▶ Activity: Write back every record verbatim.
===== Records for this task
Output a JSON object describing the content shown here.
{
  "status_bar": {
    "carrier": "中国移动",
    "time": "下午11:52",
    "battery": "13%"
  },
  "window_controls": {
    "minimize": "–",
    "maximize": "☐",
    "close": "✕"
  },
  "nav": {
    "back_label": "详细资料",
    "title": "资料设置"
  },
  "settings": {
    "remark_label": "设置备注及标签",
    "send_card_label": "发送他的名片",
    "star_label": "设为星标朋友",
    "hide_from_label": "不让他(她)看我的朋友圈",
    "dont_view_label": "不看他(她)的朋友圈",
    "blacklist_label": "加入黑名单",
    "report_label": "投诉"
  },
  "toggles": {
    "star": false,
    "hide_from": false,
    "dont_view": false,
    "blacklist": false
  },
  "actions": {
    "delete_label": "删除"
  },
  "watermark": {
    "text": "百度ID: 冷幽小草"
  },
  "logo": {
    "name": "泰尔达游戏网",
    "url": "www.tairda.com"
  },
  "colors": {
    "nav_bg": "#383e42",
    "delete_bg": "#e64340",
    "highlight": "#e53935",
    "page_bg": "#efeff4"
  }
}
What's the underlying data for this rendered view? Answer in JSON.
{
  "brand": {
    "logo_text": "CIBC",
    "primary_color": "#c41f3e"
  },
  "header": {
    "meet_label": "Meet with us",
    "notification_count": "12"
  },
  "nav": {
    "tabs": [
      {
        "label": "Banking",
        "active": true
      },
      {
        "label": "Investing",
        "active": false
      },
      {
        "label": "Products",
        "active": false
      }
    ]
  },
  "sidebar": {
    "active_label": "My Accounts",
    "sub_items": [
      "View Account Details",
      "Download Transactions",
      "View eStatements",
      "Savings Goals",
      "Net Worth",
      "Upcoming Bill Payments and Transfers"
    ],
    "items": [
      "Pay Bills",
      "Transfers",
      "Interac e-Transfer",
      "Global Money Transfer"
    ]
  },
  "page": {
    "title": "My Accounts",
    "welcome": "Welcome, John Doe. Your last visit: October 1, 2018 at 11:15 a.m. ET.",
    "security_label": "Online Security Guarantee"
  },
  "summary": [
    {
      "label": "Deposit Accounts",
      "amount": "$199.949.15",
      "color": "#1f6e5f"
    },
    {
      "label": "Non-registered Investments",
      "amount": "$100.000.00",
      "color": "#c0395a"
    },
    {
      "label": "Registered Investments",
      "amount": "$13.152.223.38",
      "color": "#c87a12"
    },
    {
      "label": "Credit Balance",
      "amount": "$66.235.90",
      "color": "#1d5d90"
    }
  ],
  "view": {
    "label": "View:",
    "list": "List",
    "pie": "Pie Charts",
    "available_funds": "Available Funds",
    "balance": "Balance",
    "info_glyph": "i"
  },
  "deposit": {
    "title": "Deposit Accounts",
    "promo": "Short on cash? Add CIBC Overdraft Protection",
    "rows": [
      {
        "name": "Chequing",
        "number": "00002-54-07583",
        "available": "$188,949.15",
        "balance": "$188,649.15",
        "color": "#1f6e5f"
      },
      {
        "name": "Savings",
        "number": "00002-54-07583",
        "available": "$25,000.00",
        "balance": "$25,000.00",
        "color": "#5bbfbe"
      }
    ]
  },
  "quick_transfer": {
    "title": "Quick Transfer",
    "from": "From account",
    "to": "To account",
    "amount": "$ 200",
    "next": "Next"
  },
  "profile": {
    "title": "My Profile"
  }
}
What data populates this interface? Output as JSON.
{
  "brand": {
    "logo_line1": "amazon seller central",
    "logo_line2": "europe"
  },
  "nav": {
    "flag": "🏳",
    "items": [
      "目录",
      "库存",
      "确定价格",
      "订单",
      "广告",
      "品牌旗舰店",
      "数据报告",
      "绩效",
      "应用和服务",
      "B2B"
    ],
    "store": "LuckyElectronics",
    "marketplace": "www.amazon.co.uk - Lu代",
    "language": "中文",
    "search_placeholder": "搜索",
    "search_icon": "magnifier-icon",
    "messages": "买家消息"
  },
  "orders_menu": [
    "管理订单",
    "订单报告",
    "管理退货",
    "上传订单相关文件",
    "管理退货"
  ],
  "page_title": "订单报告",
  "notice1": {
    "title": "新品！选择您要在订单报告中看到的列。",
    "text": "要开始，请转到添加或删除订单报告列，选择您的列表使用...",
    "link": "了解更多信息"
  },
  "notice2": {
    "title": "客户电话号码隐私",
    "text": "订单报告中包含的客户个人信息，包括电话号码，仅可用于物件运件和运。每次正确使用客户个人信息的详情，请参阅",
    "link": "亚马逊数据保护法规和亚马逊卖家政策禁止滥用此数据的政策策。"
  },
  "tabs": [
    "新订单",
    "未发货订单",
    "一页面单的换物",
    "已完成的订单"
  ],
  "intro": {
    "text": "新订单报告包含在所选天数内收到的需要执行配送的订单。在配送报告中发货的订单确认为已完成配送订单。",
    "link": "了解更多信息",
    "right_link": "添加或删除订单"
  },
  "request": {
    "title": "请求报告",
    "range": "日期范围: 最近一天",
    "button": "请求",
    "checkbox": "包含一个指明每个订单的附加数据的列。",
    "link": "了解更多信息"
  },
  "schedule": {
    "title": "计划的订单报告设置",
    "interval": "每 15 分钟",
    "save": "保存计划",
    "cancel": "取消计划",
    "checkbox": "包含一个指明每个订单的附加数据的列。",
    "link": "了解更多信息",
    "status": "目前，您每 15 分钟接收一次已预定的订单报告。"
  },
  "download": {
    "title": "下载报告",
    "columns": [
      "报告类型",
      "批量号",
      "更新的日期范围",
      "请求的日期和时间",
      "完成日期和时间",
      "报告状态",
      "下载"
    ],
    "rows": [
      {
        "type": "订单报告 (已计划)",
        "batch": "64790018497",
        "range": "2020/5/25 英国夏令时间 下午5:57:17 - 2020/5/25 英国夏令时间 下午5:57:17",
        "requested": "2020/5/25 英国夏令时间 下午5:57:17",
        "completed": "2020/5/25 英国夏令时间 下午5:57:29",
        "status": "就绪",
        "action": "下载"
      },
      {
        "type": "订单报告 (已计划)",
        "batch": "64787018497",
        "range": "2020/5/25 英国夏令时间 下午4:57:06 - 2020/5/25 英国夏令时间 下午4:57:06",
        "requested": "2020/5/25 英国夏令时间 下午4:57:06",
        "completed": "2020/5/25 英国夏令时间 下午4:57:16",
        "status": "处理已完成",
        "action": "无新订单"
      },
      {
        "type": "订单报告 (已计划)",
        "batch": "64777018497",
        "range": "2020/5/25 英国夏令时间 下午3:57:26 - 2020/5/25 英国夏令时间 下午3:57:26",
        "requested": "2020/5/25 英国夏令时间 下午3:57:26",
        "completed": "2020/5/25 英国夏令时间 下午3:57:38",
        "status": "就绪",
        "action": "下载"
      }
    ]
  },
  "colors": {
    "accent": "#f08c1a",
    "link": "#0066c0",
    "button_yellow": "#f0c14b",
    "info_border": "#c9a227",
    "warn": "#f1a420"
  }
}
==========
▶ Answer section:
Output a JSON object describing the content shown here.
{
  "status_bar": {
    "carrier": "中国移动",
    "time": "下午11:52",
    "battery": "13%"
  },
  "window_controls": {
    "minimize": "–",
    "maximize": "☐",
    "close": "✕"
  },
  "nav": {
    "back_label": "详细资料",
    "title": "资料设置"
  },
  "settings": {
    "remark_label": "设置备注及标签",
    "send_card_label": "发送他的名片",
    "star_label": "设为星标朋友",
    "hide_from_label": "不让他(她)看我的朋友圈",
    "dont_view_label": "不看他(她)的朋友圈",
    "blacklist_label": "加入黑名单",
    "report_label": "投诉"
  },
  "toggles": {
    "star": false,
    "hide_from": false,
    "dont_view": false,
    "blacklist": false
  },
  "actions": {
    "delete_label": "删除"
  },
  "watermark": {
    "text": "百度ID: 冷幽小草"
  },
  "logo": {
    "name": "泰尔达游戏网",
    "url": "www.tairda.com"
  },
  "colors": {
    "nav_bg": "#383e42",
    "delete_bg": "#e64340",
    "highlight": "#e53935",
    "page_bg": "#efeff4"
  }
}
What's the underlying data for this rendered view? Answer in JSON.
{
  "brand": {
    "logo_text": "CIBC",
    "primary_color": "#c41f3e"
  },
  "header": {
    "meet_label": "Meet with us",
    "notification_count": "12"
  },
  "nav": {
    "tabs": [
      {
        "label": "Banking",
        "active": true
      },
      {
        "label": "Investing",
        "active": false
      },
      {
        "label": "Products",
        "active": false
      }
    ]
  },
  "sidebar": {
    "active_label": "My Accounts",
    "sub_items": [
      "View Account Details",
      "Download Transactions",
      "View eStatements",
      "Savings Goals",
      "Net Worth",
      "Upcoming Bill Payments and Transfers"
    ],
    "items": [
      "Pay Bills",
      "Transfers",
      "Interac e-Transfer",
      "Global Money Transfer"
    ]
  },
  "page": {
    "title": "My Accounts",
    "welcome": "Welcome, John Doe. Your last visit: October 1, 2018 at 11:15 a.m. ET.",
    "security_label": "Online Security Guarantee"
  },
  "summary": [
    {
      "label": "Deposit Accounts",
      "amount": "$199.949.15",
      "color": "#1f6e5f"
    },
    {
      "label": "Non-registered Investments",
      "amount": "$100.000.00",
      "color": "#c0395a"
    },
    {
      "label": "Registered Investments",
      "amount": "$13.152.223.38",
      "color": "#c87a12"
    },
    {
      "label": "Credit Balance",
      "amount": "$66.235.90",
      "color": "#1d5d90"
    }
  ],
  "view": {
    "label": "View:",
    "list": "List",
    "pie": "Pie Charts",
    "available_funds": "Available Funds",
    "balance": "Balance",
    "info_glyph": "i"
  },
  "deposit": {
    "title": "Deposit Accounts",
    "promo": "Short on cash? Add CIBC Overdraft Protection",
    "rows": [
      {
        "name": "Chequing",
        "number": "00002-54-07583",
        "available": "$188,949.15",
        "balance": "$188,649.15",
        "color": "#1f6e5f"
      },
      {
        "name": "Savings",
        "number": "00002-54-07583",
        "available": "$25,000.00",
        "balance": "$25,000.00",
        "color": "#5bbfbe"
      }
    ]
  },
  "quick_transfer": {
    "title": "Quick Transfer",
    "from": "From account",
    "to": "To account",
    "amount": "$ 200",
    "next": "Next"
  },
  "profile": {
    "title": "My Profile"
  }
}
What data populates this interface? Output as JSON.
{
  "brand": {
    "logo_line1": "amazon seller central",
    "logo_line2": "europe"
  },
  "nav": {
    "flag": "🏳",
    "items": [
      "目录",
      "库存",
      "确定价格",
      "订单",
      "广告",
      "品牌旗舰店",
      "数据报告",
      "绩效",
      "应用和服务",
      "B2B"
    ],
    "store": "LuckyElectronics",
    "marketplace": "www.amazon.co.uk - Lu代",
    "language": "中文",
    "search_placeholder": "搜索",
    "search_icon": "magnifier-icon",
    "messages": "买家消息"
  },
  "orders_menu": [
    "管理订单",
    "订单报告",
    "管理退货",
    "上传订单相关文件",
    "管理退货"
  ],
  "page_title": "订单报告",
  "notice1": {
    "title": "新品！选择您要在订单报告中看到的列。",
    "text": "要开始，请转到添加或删除订单报告列，选择您的列表使用...",
    "link": "了解更多信息"
  },
  "notice2": {
    "title": "客户电话号码隐私",
    "text": "订单报告中包含的客户个人信息，包括电话号码，仅可用于物件运件和运。每次正确使用客户个人信息的详情，请参阅",
    "link": "亚马逊数据保护法规和亚马逊卖家政策禁止滥用此数据的政策策。"
  },
  "tabs": [
    "新订单",
    "未发货订单",
    "一页面单的换物",
    "已完成的订单"
  ],
  "intro": {
    "text": "新订单报告包含在所选天数内收到的需要执行配送的订单。在配送报告中发货的订单确认为已完成配送订单。",
    "link": "了解更多信息",
    "right_link": "添加或删除订单"
  },
  "request": {
    "title": "请求报告",
    "range": "日期范围: 最近一天",
    "button": "请求",
    "checkbox": "包含一个指明每个订单的附加数据的列。",
    "link": "了解更多信息"
  },
  "schedule": {
    "title": "计划的订单报告设置",
    "interval": "每 15 分钟",
    "save": "保存计划",
    "cancel": "取消计划",
    "checkbox": "包含一个指明每个订单的附加数据的列。",
    "link": "了解更多信息",
    "status": "目前，您每 15 分钟接收一次已预定的订单报告。"
  },
  "download": {
    "title": "下载报告",
    "columns": [
      "报告类型",
      "批量号",
      "更新的日期范围",
      "请求的日期和时间",
      "完成日期和时间",
      "报告状态",
      "下载"
    ],
    "rows": [
      {
        "type": "订单报告 (已计划)",
        "batch": "64790018497",
        "range": "2020/5/25 英国夏令时间 下午5:57:17 - 2020/5/25 英国夏令时间 下午5:57:17",
        "requested": "2020/5/25 英国夏令时间 下午5:57:17",
        "completed": "2020/5/25 英国夏令时间 下午5:57:29",
        "status": "就绪",
        "action": "下载"
      },
      {
        "type": "订单报告 (已计划)",
        "batch": "64787018497",
        "range": "2020/5/25 英国夏令时间 下午4:57:06 - 2020/5/25 英国夏令时间 下午4:57:06",
        "requested": "2020/5/25 英国夏令时间 下午4:57:06",
        "completed": "2020/5/25 英国夏令时间 下午4:57:16",
        "status": "处理已完成",
        "action": "无新订单"
      },
      {
        "type": "订单报告 (已计划)",
        "batch": "64777018497",
        "range": "2020/5/25 英国夏令时间 下午3:57:26 - 2020/5/25 英国夏令时间 下午3:57:26",
        "requested": "2020/5/25 英国夏令时间 下午3:57:26",
        "completed": "2020/5/25 英国夏令时间 下午3:57:38",
        "status": "就绪",
        "action": "下载"
      }
    ]
  },
  "colors": {
    "accent": "#f08c1a",
    "link": "#0066c0",
    "button_yellow": "#f0c14b",
    "info_border": "#c9a227",
    "warn": "#f1a420"
  }
}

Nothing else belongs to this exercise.